Nature walks can still be enjoyed in...
This year, Zeah is Prep age. Kids at Prep in our state are 4-6 years old. Or I could just tell you that last month, Zeah turned five! We plan our 'schoolwork' around themes. So as well as doing some basic literacy and numeracy activities, and learning to swim, and lots of play and mess-making, Zeah learns about a different theme each term.
Term 1 was Oceans, and some of the activities included:
Castle & Kite, KiwiCo and My Creative Box activity boxes have all been huge blessings since I started a new job while still studying fulltime. I'm working casually this year (and mostly home-based) in Community Engagement, which is a dream job for me! I'm studying Sustainability online via the University of Tasmania - Sociology, Indigenous Lifeworlds and Engaging with Sustainabilty units this semester - all three are quite content-heavy with plenty of written assessments! I only have another month or so to go until I get a break...
Autumn is harvest time. Embrace nature’s abundance...
Immersing children in the rhythm of the seasons assists their unfolding as spiritual beings in a physical world. Recognising rhythms – night and day, the seasons, lunar cycles, festivals and traditions – have become less important to us as humans. For our ancestors, these were the essence of life.
If you have not yet set up your own seasonal table or shelf, as described in previous Seasonal Fun columns, it is a wonderful way to explore the ways that our environment changes through the year; and to display works of art, items from nature and books. If you have a table, it is now time to pack some of your summer items away (don’t forget to photograph the display first) and gather items for autumn. Our world abounds with gifts in autumn, take a walk with your child to gather a variety of seeds and coloured leaves for your display and craft activities.
Nature walks can be enjoyed from babyhood. Usually,...
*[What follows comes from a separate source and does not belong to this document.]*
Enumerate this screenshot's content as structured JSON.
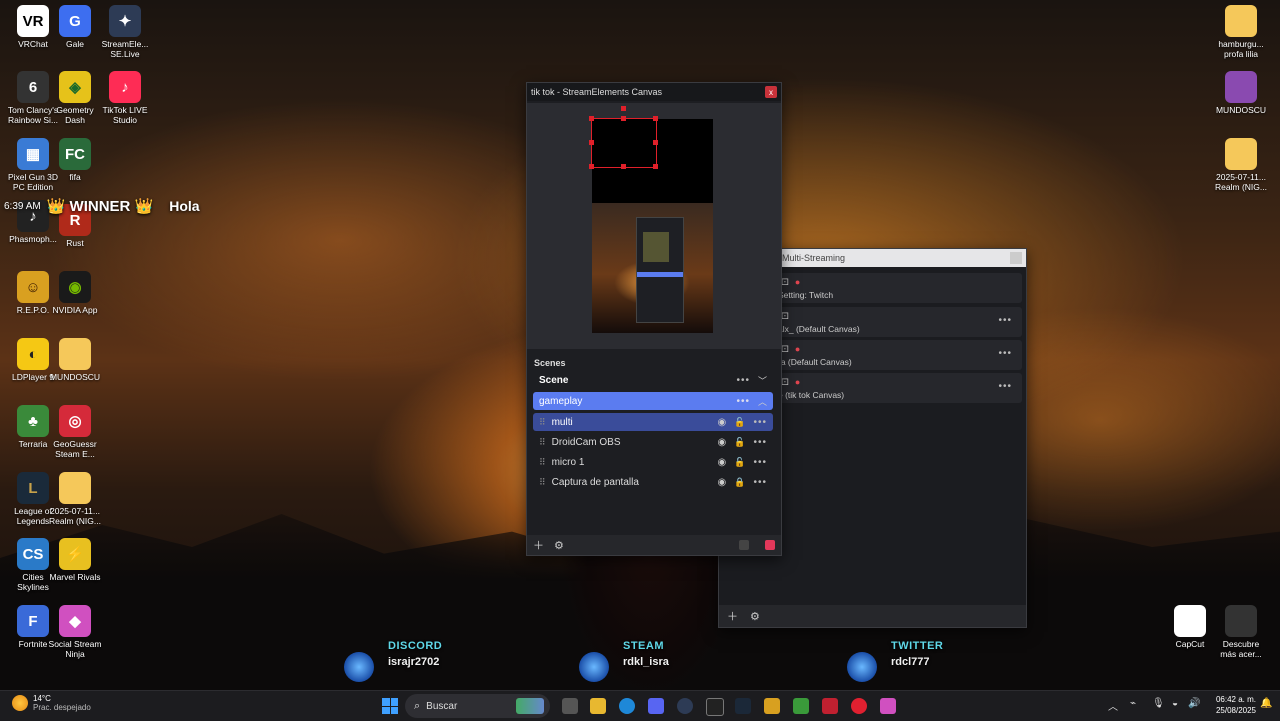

Because we have a little one of school age now, I thought I'll try to share a series of regular blog posts showing some things we're learning about. Perhaps some of the resources and activities we do will help inspire other families.
Zeah is very interested in Time at the moment. She has asked for a watch for her fifth birthday, and is often asking questions relating to the concept of time.
TIP: Place a standard analogue clock in a living/playing area of your home, and refer to it often, eg: "It's nearly 2 o'clock, we need to get ready for swimming now."
This past week, we started doing some activities and we read a book to support her interest. Here are some of the items we've used...
These rainbow timers from Junior Learning measure 1, 2 and 5 minutes and assisted with estimating and comparison of how long different things take at at our place. I got them online for about $10 last year.
This book, Just a Second by Steve Jenkins has beautiful...